Take the entries below and retype them exactly.

--- START ---

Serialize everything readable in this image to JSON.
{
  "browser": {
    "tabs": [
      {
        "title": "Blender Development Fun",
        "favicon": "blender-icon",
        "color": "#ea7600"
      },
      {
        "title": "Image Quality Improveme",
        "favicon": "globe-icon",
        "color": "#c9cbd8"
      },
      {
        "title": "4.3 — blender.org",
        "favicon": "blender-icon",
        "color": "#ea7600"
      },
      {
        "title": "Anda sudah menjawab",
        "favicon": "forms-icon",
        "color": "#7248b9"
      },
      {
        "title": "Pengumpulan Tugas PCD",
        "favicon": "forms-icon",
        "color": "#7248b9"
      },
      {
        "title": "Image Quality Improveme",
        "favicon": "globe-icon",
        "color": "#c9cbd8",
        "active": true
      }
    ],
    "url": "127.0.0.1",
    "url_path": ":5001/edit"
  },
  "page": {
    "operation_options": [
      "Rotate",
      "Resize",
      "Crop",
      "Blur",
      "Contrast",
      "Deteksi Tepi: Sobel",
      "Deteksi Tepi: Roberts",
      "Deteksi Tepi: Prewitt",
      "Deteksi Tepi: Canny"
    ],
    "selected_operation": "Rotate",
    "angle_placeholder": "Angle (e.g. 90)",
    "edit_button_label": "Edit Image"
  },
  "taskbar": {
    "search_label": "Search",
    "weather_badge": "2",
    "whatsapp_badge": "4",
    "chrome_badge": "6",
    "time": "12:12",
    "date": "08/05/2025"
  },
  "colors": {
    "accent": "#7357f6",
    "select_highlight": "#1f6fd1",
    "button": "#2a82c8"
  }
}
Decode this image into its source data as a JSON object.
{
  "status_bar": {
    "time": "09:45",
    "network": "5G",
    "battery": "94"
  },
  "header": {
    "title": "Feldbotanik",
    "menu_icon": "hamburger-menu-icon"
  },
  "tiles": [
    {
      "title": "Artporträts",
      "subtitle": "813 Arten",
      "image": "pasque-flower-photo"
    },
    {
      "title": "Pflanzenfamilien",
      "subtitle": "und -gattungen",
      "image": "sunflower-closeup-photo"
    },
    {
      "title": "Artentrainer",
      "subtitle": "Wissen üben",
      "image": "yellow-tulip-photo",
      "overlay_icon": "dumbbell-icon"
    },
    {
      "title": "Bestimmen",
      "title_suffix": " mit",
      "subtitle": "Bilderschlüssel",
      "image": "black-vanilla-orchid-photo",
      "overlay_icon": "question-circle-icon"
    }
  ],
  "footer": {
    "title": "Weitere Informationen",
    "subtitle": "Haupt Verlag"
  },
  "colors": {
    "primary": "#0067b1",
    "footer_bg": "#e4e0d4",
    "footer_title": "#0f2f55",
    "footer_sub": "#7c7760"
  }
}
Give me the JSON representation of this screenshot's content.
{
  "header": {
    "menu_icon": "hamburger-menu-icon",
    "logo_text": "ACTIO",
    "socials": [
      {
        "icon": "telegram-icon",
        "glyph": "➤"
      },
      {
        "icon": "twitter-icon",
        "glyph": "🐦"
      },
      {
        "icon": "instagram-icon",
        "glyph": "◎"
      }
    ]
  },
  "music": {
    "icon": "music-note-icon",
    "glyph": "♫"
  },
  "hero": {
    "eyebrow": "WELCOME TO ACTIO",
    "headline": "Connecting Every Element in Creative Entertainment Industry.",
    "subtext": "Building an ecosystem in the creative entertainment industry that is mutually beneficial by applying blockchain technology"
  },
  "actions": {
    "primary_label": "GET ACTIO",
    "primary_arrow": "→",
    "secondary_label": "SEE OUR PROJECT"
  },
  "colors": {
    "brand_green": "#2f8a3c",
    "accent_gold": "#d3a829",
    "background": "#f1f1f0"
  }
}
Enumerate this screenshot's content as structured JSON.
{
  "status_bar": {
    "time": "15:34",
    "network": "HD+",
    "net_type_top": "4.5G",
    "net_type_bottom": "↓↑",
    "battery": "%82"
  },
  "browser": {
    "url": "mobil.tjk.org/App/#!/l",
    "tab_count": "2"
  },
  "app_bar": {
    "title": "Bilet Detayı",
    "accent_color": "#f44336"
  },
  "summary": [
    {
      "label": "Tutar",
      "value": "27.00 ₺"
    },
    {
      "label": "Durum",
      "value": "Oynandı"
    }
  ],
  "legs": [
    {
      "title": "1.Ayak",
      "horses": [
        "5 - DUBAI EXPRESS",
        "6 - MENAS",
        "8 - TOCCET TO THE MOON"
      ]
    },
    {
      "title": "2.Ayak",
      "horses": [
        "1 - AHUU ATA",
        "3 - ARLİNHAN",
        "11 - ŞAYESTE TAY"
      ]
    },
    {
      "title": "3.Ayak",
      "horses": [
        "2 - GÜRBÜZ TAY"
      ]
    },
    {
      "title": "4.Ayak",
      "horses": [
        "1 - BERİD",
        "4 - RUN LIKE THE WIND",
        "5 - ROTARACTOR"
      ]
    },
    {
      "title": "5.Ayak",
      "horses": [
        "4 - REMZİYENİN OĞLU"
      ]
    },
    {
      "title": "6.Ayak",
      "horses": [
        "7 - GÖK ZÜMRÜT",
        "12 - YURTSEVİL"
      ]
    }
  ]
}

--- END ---

» RESPONSE TO THIS TASK
Serialize everything readable in this image to JSON.
{
  "browser": {
    "tabs": [
      {
        "title": "Blender Development Fun",
        "favicon": "blender-icon",
        "color": "#ea7600"
      },
      {
        "title": "Image Quality Improveme",
        "favicon": "globe-icon",
        "color": "#c9cbd8"
      },
      {
        "title": "4.3 — blender.org",
        "favicon": "blender-icon",
        "color": "#ea7600"
      },
      {
        "title": "Anda sudah menjawab",
        "favicon": "forms-icon",
        "color": "#7248b9"
      },
      {
        "title": "Pengumpulan Tugas PCD",
        "favicon": "forms-icon",
        "color": "#7248b9"
      },
      {
        "title": "Image Quality Improveme",
        "favicon": "globe-icon",
        "color": "#c9cbd8",
        "active": true
      }
    ],
    "url": "127.0.0.1",
    "url_path": ":5001/edit"
  },
  "page": {
    "operation_options": [
      "Rotate",
      "Resize",
      "Crop",
      "Blur",
      "Contrast",
      "Deteksi Tepi: Sobel",
      "Deteksi Tepi: Roberts",
      "Deteksi Tepi: Prewitt",
      "Deteksi Tepi: Canny"
    ],
    "selected_operation": "Rotate",
    "angle_placeholder": "Angle (e.g. 90)",
    "edit_button_label": "Edit Image"
  },
  "taskbar": {
    "search_label": "Search",
    "weather_badge": "2",
    "whatsapp_badge": "4",
    "chrome_badge": "6",
    "time": "12:12",
    "date": "08/05/2025"
  },
  "colors": {
    "accent": "#7357f6",
    "select_highlight": "#1f6fd1",
    "button": "#2a82c8"
  }
}
Decode this image into its source data as a JSON object.
{
  "status_bar": {
    "time": "09:45",
    "network": "5G",
    "battery": "94"
  },
  "header": {
    "title": "Feldbotanik",
    "menu_icon": "hamburger-menu-icon"
  },
  "tiles": [
    {
      "title": "Artporträts",
      "subtitle": "813 Arten",
      "image": "pasque-flower-photo"
    },
    {
      "title": "Pflanzenfamilien",
      "subtitle": "und -gattungen",
      "image": "sunflower-closeup-photo"
    },
    {
      "title": "Artentrainer",
      "subtitle": "Wissen üben",
      "image": "yellow-tulip-photo",
      "overlay_icon": "dumbbell-icon"
    },
    {
      "title": "Bestimmen",
      "title_suffix": " mit",
      "subtitle": "Bilderschlüssel",
      "image": "black-vanilla-orchid-photo",
      "overlay_icon": "question-circle-icon"
    }
  ],
  "footer": {
    "title": "Weitere Informationen",
    "subtitle": "Haupt Verlag"
  },
  "colors": {
    "primary": "#0067b1",
    "footer_bg": "#e4e0d4",
    "footer_title": "#0f2f55",
    "footer_sub": "#7c7760"
  }
}
Give me the JSON representation of this screenshot's content.
{
  "header": {
    "menu_icon": "hamburger-menu-icon",
    "logo_text": "ACTIO",
    "socials": [
      {
        "icon": "telegram-icon",
        "glyph": "➤"
      },
      {
        "icon": "twitter-icon",
        "glyph": "🐦"
      },
      {
        "icon": "instagram-icon",
        "glyph": "◎"
      }
    ]
  },
  "music": {
    "icon": "music-note-icon",
    "glyph": "♫"
  },
  "hero": {
    "eyebrow": "WELCOME TO ACTIO",
    "headline": "Connecting Every Element in Creative Entertainment Industry.",
    "subtext": "Building an ecosystem in the creative entertainment industry that is mutually beneficial by applying blockchain technology"
  },
  "actions": {
    "primary_label": "GET ACTIO",
    "primary_arrow": "→",
    "secondary_label": "SEE OUR PROJECT"
  },
  "colors": {
    "brand_green": "#2f8a3c",
    "accent_gold": "#d3a829",
    "background": "#f1f1f0"
  }
}
Enumerate this screenshot's content as structured JSON.
{
  "status_bar": {
    "time": "15:34",
    "network": "HD+",
    "net_type_top": "4.5G",
    "net_type_bottom": "↓↑",
    "battery": "%82"
  },
  "browser": {
    "url": "mobil.tjk.org/App/#!/l",
    "tab_count": "2"
  },
  "app_bar": {
    "title": "Bilet Detayı",
    "accent_color": "#f44336"
  },
  "summary": [
    {
      "label": "Tutar",
      "value": "27.00 ₺"
    },
    {
      "label": "Durum",
      "value": "Oynandı"
    }
  ],
  "legs": [
    {
      "title": "1.Ayak",
      "horses": [
        "5 - DUBAI EXPRESS",
        "6 - MENAS",
        "8 - TOCCET TO THE MOON"
      ]
    },
    {
      "title": "2.Ayak",
      "horses": [
        "1 - AHUU ATA",
        "3 - ARLİNHAN",
        "11 - ŞAYESTE TAY"
      ]
    },
    {
      "title": "3.Ayak",
      "horses": [
        "2 - GÜRBÜZ TAY"
      ]
    },
    {
      "title": "4.Ayak",
      "horses": [
        "1 - BERİD",
        "4 - RUN LIKE THE WIND",
        "5 - ROTARACTOR"
      ]
    },
    {
      "title": "5.Ayak",
      "horses": [
        "4 - REMZİYENİN OĞLU"
      ]
    },
    {
      "title": "6.Ayak",
      "horses": [
        "7 - GÖK ZÜMRÜT",
        "12 - YURTSEVİL"
      ]
    }
  ]
}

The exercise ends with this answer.